I am conscious that I am dreaming; one of those dreams where  I recognize people  from many points in my life. The circumstances are completely unrealistic; the snatches of situations  could have happened,but never did.

I am trying to protect someone from something. In this dream I am telling myself, this is just a dream; it’s not really happening; even though I awaken and sit on the edge of the bed, my mind keeps struggling with whatever is happening.

Keep saying to myself this is not real; when I  settle my thinking and go back to sleep it starts over, at the point I was when I woke up! The mental struggle starts again, until I awaken.

Three hours later, I have taken a shower, shaved, brushed my teeth. I can no longer remember the details, just the desperate, helpless feeling of not being able to help whomever I am trying to shield from unremembered danger.

This is weird. It is not a nightmare. I am not terrified, just disturbed, by what I know is not reality.

A Shrink would have a field day with this, I bet;  if a Mormon Missionary or one of Jehovah’s Witnesses shows up on my doorstep later today and introduces himself,  as either Joseph or Daniel, I am really going to freak out!!

In the light of day, and after a cup of coffee, I think I have figured this out.   Last night just before I went to sleep I spent 2 hours watching CNN and HLN coverage of the Haitian tragedy.

This was the first time I allowed myself to concentrate on this horrible situation.  The rescue of a 24 year old man being pulled from the rubble after 11 days entrapment was very disturbing, though gratifying.   He is in very good shape after all this  time because he was trapped in a tiny space  on a  side of the building where some coke, beer and a little food  was available.

I Rule The Roost

The neighbors could hear the screams! “No! Stop! Oh, nooo!! Stop it! Get away from me! Oh! Oh! No! No!” It was unmistakably the sounds of abuse.

If this continued some one was going to call the police, I had to quiet her. “Oh! No! Get away from me!! Don’t! Stoooop it!!”

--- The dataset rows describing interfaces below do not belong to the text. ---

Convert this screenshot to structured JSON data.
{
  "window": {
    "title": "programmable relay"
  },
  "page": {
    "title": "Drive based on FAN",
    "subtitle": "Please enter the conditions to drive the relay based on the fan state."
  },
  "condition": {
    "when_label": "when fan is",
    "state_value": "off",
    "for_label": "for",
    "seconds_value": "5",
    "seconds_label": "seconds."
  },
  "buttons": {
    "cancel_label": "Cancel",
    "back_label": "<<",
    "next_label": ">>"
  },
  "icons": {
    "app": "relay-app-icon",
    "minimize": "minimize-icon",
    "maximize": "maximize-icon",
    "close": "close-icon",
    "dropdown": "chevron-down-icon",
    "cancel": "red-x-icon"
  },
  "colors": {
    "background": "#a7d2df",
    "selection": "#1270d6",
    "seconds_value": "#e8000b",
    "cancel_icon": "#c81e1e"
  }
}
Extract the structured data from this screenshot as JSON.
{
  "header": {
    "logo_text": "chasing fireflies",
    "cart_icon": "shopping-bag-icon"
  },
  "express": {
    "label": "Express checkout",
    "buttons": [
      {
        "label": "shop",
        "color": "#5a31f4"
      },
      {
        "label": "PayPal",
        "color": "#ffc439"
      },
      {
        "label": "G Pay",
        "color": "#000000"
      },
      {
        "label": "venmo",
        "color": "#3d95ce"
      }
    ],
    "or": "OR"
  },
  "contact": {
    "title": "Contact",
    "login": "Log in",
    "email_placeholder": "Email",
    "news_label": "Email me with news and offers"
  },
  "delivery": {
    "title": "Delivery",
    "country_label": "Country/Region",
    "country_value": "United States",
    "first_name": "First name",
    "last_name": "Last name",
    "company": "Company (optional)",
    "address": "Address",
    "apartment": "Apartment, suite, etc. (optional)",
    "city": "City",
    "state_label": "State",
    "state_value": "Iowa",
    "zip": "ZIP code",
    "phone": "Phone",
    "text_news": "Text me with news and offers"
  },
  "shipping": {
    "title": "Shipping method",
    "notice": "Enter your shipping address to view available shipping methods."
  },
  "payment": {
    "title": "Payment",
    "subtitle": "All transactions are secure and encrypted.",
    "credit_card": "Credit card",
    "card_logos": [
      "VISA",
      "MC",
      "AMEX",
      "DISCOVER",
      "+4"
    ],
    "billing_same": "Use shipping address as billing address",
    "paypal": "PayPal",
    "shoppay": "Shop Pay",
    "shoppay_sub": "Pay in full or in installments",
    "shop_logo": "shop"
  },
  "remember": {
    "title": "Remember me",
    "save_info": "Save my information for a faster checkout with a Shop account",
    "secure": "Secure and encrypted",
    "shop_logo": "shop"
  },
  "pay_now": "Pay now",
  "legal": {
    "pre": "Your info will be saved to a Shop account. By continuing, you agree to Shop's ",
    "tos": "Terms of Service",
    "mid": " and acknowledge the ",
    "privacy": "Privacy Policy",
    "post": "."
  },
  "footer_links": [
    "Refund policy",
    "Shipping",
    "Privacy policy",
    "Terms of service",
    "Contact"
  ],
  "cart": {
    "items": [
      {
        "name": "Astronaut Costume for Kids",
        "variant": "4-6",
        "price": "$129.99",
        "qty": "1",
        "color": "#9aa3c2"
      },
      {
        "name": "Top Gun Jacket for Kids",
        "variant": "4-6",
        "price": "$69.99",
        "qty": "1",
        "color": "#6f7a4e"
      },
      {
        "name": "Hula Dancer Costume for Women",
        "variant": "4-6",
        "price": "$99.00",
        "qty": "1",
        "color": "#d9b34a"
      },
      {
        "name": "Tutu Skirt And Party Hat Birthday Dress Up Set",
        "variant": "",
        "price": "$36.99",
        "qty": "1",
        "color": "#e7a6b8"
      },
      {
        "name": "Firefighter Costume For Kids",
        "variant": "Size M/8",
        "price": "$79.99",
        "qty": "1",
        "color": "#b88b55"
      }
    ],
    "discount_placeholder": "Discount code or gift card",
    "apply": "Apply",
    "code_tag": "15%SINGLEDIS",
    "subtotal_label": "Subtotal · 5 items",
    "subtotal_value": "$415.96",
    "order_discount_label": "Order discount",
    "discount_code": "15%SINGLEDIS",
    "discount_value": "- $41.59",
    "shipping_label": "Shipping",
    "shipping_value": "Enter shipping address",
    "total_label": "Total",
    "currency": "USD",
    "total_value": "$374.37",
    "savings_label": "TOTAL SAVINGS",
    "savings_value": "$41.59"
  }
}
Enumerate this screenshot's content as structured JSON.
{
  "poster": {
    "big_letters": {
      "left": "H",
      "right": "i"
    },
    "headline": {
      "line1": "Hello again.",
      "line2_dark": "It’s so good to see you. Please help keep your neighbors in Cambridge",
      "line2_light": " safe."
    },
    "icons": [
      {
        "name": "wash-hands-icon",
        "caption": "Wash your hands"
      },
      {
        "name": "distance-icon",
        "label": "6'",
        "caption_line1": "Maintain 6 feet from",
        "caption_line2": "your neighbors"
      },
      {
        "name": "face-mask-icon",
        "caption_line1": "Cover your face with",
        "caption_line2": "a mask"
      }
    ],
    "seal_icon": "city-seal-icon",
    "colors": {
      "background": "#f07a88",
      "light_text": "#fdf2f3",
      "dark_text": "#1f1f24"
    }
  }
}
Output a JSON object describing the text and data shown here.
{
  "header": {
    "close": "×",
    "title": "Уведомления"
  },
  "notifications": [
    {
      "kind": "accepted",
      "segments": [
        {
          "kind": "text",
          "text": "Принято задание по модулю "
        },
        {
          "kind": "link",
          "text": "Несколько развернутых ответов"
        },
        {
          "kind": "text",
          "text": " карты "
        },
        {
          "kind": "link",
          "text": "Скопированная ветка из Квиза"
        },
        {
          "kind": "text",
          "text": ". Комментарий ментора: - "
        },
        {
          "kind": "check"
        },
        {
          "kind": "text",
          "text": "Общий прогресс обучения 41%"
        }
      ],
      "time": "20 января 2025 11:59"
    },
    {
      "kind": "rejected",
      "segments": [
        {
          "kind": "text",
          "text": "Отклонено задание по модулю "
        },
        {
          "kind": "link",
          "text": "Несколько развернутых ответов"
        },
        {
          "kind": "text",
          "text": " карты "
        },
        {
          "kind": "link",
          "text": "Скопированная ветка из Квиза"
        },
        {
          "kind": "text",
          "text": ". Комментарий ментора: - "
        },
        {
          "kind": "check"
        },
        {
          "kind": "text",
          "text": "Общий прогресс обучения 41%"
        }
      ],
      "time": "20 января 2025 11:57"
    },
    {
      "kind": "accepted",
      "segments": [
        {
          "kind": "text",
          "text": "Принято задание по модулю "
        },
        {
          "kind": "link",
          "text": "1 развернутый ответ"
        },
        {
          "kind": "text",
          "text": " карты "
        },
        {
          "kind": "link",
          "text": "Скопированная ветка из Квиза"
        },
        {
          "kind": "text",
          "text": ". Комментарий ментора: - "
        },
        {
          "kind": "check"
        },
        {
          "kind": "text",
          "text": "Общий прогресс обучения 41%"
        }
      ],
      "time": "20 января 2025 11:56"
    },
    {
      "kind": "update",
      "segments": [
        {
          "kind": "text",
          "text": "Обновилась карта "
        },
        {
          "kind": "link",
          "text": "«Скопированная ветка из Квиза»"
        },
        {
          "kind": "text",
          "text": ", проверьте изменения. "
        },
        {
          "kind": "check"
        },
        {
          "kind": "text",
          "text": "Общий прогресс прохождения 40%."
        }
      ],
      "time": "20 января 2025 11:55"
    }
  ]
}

I am Bully Boy, don't forget the name!

I rushed to the door, wondering what is going on. Oh, man! Bully Boy, a 3 pound bantam rooster, is showing my wife, Linda, who is cock of the roost!

When he spied her crossing the back yard, her plastic bucket in hand, immediately he goes on the defensive! Nobody, but nobody, is encroaching on his territory!

Rush, fake attack, back off; rush, fake attack, over and over. Here is a 3 pound bird, sending a (…..let’s just say healthy),  woman into panic mode as she attempts to shield herself by poking at Bully Boy with the bright pink bucket!

Now, we all know, when being attacked by a ferocious creature we must make one of three choices.

  • Weakly resist, cower,  submit;
  • Run like the devil acknowledging  subjection
  • Boldly assert  dominance

Trying not to appear amused. I shout, “Don’t let him do that; knock him down with the bucket, Show him who is boss, or you will never be able to cross this yard again!   Hit him!”  I feel like a spectator at a gladiatorial event.

She continues backing, poking, yelling! “No, shoo! Get away! Stop it!”

“Linda you have got to knock him down!” I yell.  I am unprepared for female logic.

“But I’ll hurt him! I don’t want to hurt Bully!”

“Duh! Isn’t that the whole idea? You have got to show him you are top rooster and the only way to do is with a knock down. Geez, woman, haven’t you ever watched the fights?”

Well, with that bit of advice the adrenaline kicks in; that bird ain’t got a chance in heck now. Here he comes; a pink haze from the left sends him to the ground! He looks surprised, stunned; he not giving up that easily.

Bully Boy shakes his head, ready for another round; he attacks.

He is still trying to figure where that right side bolt of pink lightening came from as he waits there on the ground, in defeat, for the countdown.  

Okay, she won. It’s official, that woman is top rooster!

“Nobody likes me, nobody loves me, think I’ll go eat some worms”; he mumbles as he sulks away.

The ultimate insult is  to come.

Big Boy, a black silkie rooster, who has adopted Linda , since dogs killed his mate, has been watching the battle. Big Boy’s heroine is victorious!

He sees Bully slink away. Big Boy attacks, duck running toward Bully, he stabs him in the butt several times; all Bully can do is tuck tail and get out of the way!

He does not rule the roost!